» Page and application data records

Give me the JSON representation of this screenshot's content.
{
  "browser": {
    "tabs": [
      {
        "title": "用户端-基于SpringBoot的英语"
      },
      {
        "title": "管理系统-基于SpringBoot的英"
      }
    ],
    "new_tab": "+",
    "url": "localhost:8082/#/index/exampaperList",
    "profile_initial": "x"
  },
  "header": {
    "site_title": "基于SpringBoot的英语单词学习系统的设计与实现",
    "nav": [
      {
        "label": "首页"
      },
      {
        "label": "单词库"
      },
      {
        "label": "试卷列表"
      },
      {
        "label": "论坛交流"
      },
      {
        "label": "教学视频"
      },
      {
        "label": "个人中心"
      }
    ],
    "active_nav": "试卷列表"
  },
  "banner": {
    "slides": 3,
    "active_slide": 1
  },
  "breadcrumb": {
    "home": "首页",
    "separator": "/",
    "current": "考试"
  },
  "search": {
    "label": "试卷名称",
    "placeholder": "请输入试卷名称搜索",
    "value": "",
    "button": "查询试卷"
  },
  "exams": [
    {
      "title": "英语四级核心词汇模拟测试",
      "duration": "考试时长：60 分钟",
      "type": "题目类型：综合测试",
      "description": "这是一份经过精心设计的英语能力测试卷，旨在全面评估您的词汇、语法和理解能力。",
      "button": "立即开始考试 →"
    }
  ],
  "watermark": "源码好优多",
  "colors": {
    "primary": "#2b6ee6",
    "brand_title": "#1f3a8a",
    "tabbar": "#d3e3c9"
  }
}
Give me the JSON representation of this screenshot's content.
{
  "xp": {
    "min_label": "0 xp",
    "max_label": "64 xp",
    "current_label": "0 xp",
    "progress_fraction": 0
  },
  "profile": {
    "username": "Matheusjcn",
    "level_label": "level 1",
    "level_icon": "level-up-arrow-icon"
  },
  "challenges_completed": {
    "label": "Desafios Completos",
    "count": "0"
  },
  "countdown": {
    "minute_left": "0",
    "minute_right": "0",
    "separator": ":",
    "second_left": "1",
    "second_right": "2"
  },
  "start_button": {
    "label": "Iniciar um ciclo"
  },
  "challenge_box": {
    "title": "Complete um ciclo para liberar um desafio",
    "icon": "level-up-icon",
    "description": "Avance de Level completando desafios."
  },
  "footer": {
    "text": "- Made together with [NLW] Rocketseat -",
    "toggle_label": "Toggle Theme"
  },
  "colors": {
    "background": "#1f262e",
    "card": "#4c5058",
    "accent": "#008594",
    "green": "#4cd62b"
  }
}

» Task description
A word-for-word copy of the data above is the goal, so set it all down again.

» Your response
Give me the JSON representation of this screenshot's content.
{
  "browser": {
    "tabs": [
      {
        "title": "用户端-基于SpringBoot的英语"
      },
      {
        "title": "管理系统-基于SpringBoot的英"
      }
    ],
    "new_tab": "+",
    "url": "localhost:8082/#/index/exampaperList",
    "profile_initial": "x"
  },
  "header": {
    "site_title": "基于SpringBoot的英语单词学习系统的设计与实现",
    "nav": [
      {
        "label": "首页"
      },
      {
        "label": "单词库"
      },
      {
        "label": "试卷列表"
      },
      {
        "label": "论坛交流"
      },
      {
        "label": "教学视频"
      },
      {
        "label": "个人中心"
      }
    ],
    "active_nav": "试卷列表"
  },
  "banner": {
    "slides": 3,
    "active_slide": 1
  },
  "breadcrumb": {
    "home": "首页",
    "separator": "/",
    "current": "考试"
  },
  "search": {
    "label": "试卷名称",
    "placeholder": "请输入试卷名称搜索",
    "value": "",
    "button": "查询试卷"
  },
  "exams": [
    {
      "title": "英语四级核心词汇模拟测试",
      "duration": "考试时长：60 分钟",
      "type": "题目类型：综合测试",
      "description": "这是一份经过精心设计的英语能力测试卷，旨在全面评估您的词汇、语法和理解能力。",
      "button": "立即开始考试 →"
    }
  ],
  "watermark": "源码好优多",
  "colors": {
    "primary": "#2b6ee6",
    "brand_title": "#1f3a8a",
    "tabbar": "#d3e3c9"
  }
}
Give me the JSON representation of this screenshot's content.
{
  "xp": {
    "min_label": "0 xp",
    "max_label": "64 xp",
    "current_label": "0 xp",
    "progress_fraction": 0
  },
  "profile": {
    "username": "Matheusjcn",
    "level_label": "level 1",
    "level_icon": "level-up-arrow-icon"
  },
  "challenges_completed": {
    "label": "Desafios Completos",
    "count": "0"
  },
  "countdown": {
    "minute_left": "0",
    "minute_right": "0",
    "separator": ":",
    "second_left": "1",
    "second_right": "2"
  },
  "start_button": {
    "label": "Iniciar um ciclo"
  },
  "challenge_box": {
    "title": "Complete um ciclo para liberar um desafio",
    "icon": "level-up-icon",
    "description": "Avance de Level completando desafios."
  },
  "footer": {
    "text": "- Made together with [NLW] Rocketseat -",
    "toggle_label": "Toggle Theme"
  },
  "colors": {
    "background": "#1f262e",
    "card": "#4c5058",
    "accent": "#008594",
    "green": "#4cd62b"
  }
}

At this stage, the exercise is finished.